Mentor of Distinction
“A lot of people are scared of math. There’s this idea that math is this innate talent that you’re born with, which is a bad attitude to approach it with.”
Leah Hackman, a computing science PhD at the University of Alberta, knows the importance of mentors first hand. Influential mentors in her early educational life include her grade 11 math and grade 12 calculus teachers Mariko Edo and John Campbell. Leah stated that she was always doing math and puzzles but she thought she was bad at it for a long time, even when doing well in math competitions and throughout her school years. The influence of her teachers helped her realize that math was not an innate talent, that it was just like everything else – a skill you can build up over time.
It was in grade 11 that she realized that she really liked math, and applied to the WISEST program in the computing science department. When deciding upon a choice of a major later on, Leah was torn between math and music, another subject she loved in school. Leah chose math and believes that without WISEST, she doesn’t know if she would have figured out her choice of a degree as easily.

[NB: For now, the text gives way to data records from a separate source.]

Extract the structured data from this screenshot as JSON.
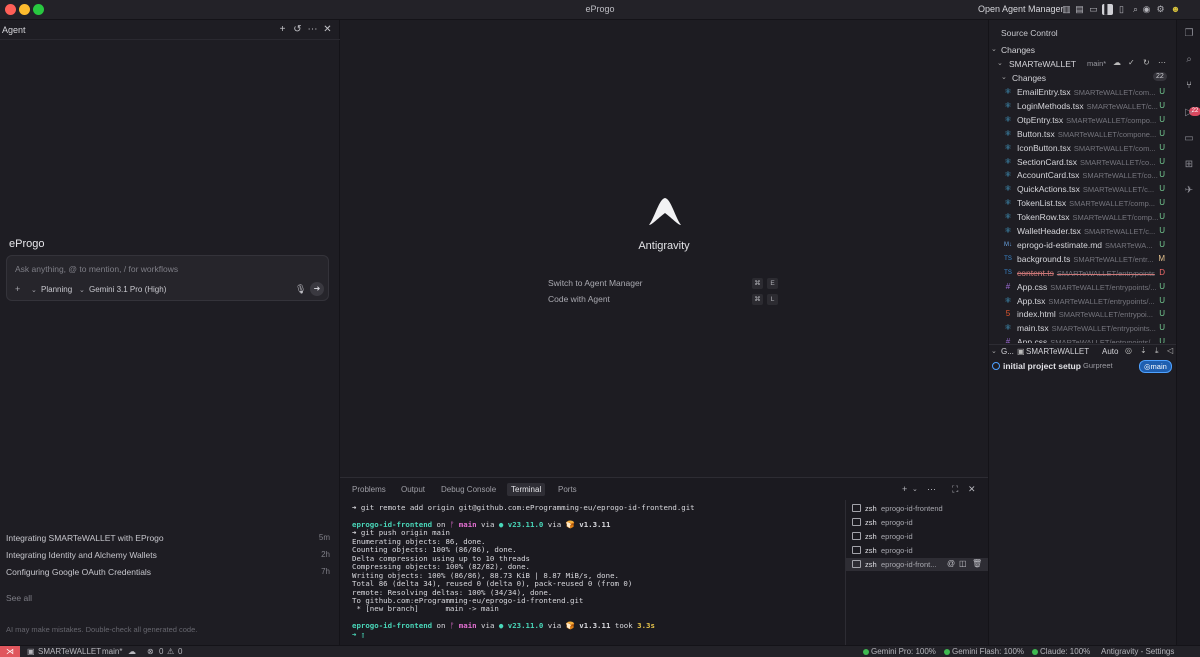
{
  "window": {
    "title": "eProgo",
    "open_agent_manager": "Open Agent Manager"
  },
  "agent_panel": {
    "title": "Agent",
    "workspace": "eProgo",
    "prompt_placeholder": "Ask anything, @ to mention, / for workflows",
    "mode": "Planning",
    "model": "Gemini 3.1 Pro (High)",
    "conversations": [
      {
        "title": "Integrating SMARTeWALLET with EProgo",
        "time": "5m"
      },
      {
        "title": "Integrating Identity and Alchemy Wallets",
        "time": "2h"
      },
      {
        "title": "Configuring Google OAuth Credentials",
        "time": "7h"
      }
    ],
    "see_all": "See all",
    "disclaimer": "AI may make mistakes. Double-check all generated code."
  },
  "editor": {
    "app_name": "Antigravity",
    "commands": [
      {
        "label": "Switch to Agent Manager",
        "keys": [
          "⌘",
          "E"
        ]
      },
      {
        "label": "Code with Agent",
        "keys": [
          "⌘",
          "L"
        ]
      }
    ]
  },
  "panel": {
    "tabs": [
      "Problems",
      "Output",
      "Debug Console",
      "Terminal",
      "Ports"
    ],
    "active_tab": "Terminal",
    "terminal": {
      "line1": "➜ git remote add origin git@github.com:eProgramming-eu/eprogo-id-frontend.git",
      "prompt_dir": "eprogo-id-frontend",
      "on": " on ",
      "branch_icon": "ᚠ",
      "branch": "main",
      "via": " via ",
      "node": "● v23.11.0",
      "via2": " via ",
      "bun": "🍞 v1.3.11",
      "cmd2": "➜ git push origin main",
      "output": [
        "Enumerating objects: 86, done.",
        "Counting objects: 100% (86/86), done.",
        "Delta compression using up to 10 threads",
        "Compressing objects: 100% (82/82), done.",
        "Writing objects: 100% (86/86), 88.73 KiB | 8.87 MiB/s, done.",
        "Total 86 (delta 34), reused 0 (delta 0), pack-reused 0 (from 0)",
        "remote: Resolving deltas: 100% (34/34), done.",
        "To github.com:eProgramming-eu/eprogo-id-frontend.git",
        " * [new branch]      main -> main"
      ],
      "took": " took ",
      "duration": "3.3s",
      "cursor_line": "➜ ▯"
    },
    "terminal_list": [
      {
        "shell": "zsh",
        "name": "eprogo-id-frontend"
      },
      {
        "shell": "zsh",
        "name": "eprogo-id"
      },
      {
        "shell": "zsh",
        "name": "eprogo-id"
      },
      {
        "shell": "zsh",
        "name": "eprogo-id"
      },
      {
        "shell": "zsh",
        "name": "eprogo-id-front..."
      }
    ]
  },
  "source_control": {
    "title": "Source Control",
    "changes_section": "Changes",
    "repo": "SMARTeWALLET",
    "branch": "main*",
    "changes_label": "Changes",
    "changes_count": "22",
    "files": [
      {
        "name": "EmailEntry.tsx",
        "path": "SMARTeWALLET/com...",
        "status": "U",
        "icon": "⚛"
      },
      {
        "name": "LoginMethods.tsx",
        "path": "SMARTeWALLET/c...",
        "status": "U",
        "icon": "⚛"
      },
      {
        "name": "OtpEntry.tsx",
        "path": "SMARTeWALLET/compo...",
        "status": "U",
        "icon": "⚛"
      },
      {
        "name": "Button.tsx",
        "path": "SMARTeWALLET/compone...",
        "status": "U",
        "icon": "⚛"
      },
      {
        "name": "IconButton.tsx",
        "path": "SMARTeWALLET/com...",
        "status": "U",
        "icon": "⚛"
      },
      {
        "name": "SectionCard.tsx",
        "path": "SMARTeWALLET/co...",
        "status": "U",
        "icon": "⚛"
      },
      {
        "name": "AccountCard.tsx",
        "path": "SMARTeWALLET/co...",
        "status": "U",
        "icon": "⚛"
      },
      {
        "name": "QuickActions.tsx",
        "path": "SMARTeWALLET/c...",
        "status": "U",
        "icon": "⚛"
      },
      {
        "name": "TokenList.tsx",
        "path": "SMARTeWALLET/comp...",
        "status": "U",
        "icon": "⚛"
      },
      {
        "name": "TokenRow.tsx",
        "path": "SMARTeWALLET/comp...",
        "status": "U",
        "icon": "⚛"
      },
      {
        "name": "WalletHeader.tsx",
        "path": "SMARTeWALLET/c...",
        "status": "U",
        "icon": "⚛"
      },
      {
        "name": "eprogo-id-estimate.md",
        "path": "SMARTeWA...",
        "status": "U",
        "icon": "M↓"
      },
      {
        "name": "background.ts",
        "path": "SMARTeWALLET/entr...",
        "status": "M",
        "icon": "TS"
      },
      {
        "name": "content.ts",
        "path": "SMARTeWALLET/entrypoints",
        "status": "D",
        "icon": "TS"
      },
      {
        "name": "App.css",
        "path": "SMARTeWALLET/entrypoints/...",
        "status": "U",
        "icon": "#"
      },
      {
        "name": "App.tsx",
        "path": "SMARTeWALLET/entrypoints/...",
        "status": "U",
        "icon": "⚛"
      },
      {
        "name": "index.html",
        "path": "SMARTeWALLET/entrypoi...",
        "status": "U",
        "icon": "5"
      },
      {
        "name": "main.tsx",
        "path": "SMARTeWALLET/entrypoints...",
        "status": "U",
        "icon": "⚛"
      },
      {
        "name": "App.css",
        "path": "SMARTeWALLET/entrypoints/...",
        "status": "U",
        "icon": "#"
      }
    ],
    "graph_label": "G...",
    "graph_repo": "SMARTeWALLET",
    "graph_auto": "Auto",
    "commit_message": "initial project setup",
    "commit_author": "Gurpreet",
    "commit_branch": "main"
  },
  "activity_badge": "22",
  "status_bar": {
    "repo": "SMARTeWALLET",
    "branch": "main*",
    "errors": "0",
    "warnings": "0",
    "gemini_pro": "Gemini Pro: 100%",
    "gemini_flash": "Gemini Flash: 100%",
    "claude": "Claude: 100%",
    "settings": "Antigravity - Settings"
  }
}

In WISEST, Leah also experience the benefits of mentorship, this time with peer mentors. Students she met when she was only 16 were completing their fourth year of undergrad, and as she progressed in her own degree, were always one level up for her. The relationship with these older students inspired Leah and she has carried that on in her own mentoring. Leah is the “unofficial grad student fairy godmother” in the computing science student’s group “Ada’s Team”, mentoring students younger than her in a way she herself was mentored.
Faculty support is also incredibly important to Leah’s success. During her master’s degree and after putting a great deal of effort into one project, she had to switch projects and take longer to finish her degree. This was an emotional decision, and Leah feels that her supervisor was extremely supportive in the decision to have to start again.
As a woman in a mostly male dominated industry, Leah is aware of the challenges women in computer science face. She felt like an outsider among her male colleagues, and in feeling that way, it’s all too easy to fall back into the mentality that math is just an innate skill and that she didn’t have it. Leah was fortunate to have great female friends in her department, and that relationship with women in her same situation was very supportive and restored her confidence.
To get kids into science, Leah believes that exposing kids to science early on is very important, in forms such as the toys they receive, the activities they participate in and the opportunities they are presented with. Leah also believes that understanding why the interest in science drops drop off in junior high is important, as well as supporting students in high school and undergrad to continue on with their education in a STEM field. Leah believes that ensuring women are comfortable in their professions is very important to retaining them in their industry, empowering them with negotiation strategies and support groups.
In her spare time, Leah enjoys “traditionally geeky hobbies” such as video games, board games, and science fiction and fantasy novels. In addition, she loves baking, fascinated with the chemistry of it all, and enjoys knitting, sewing and music.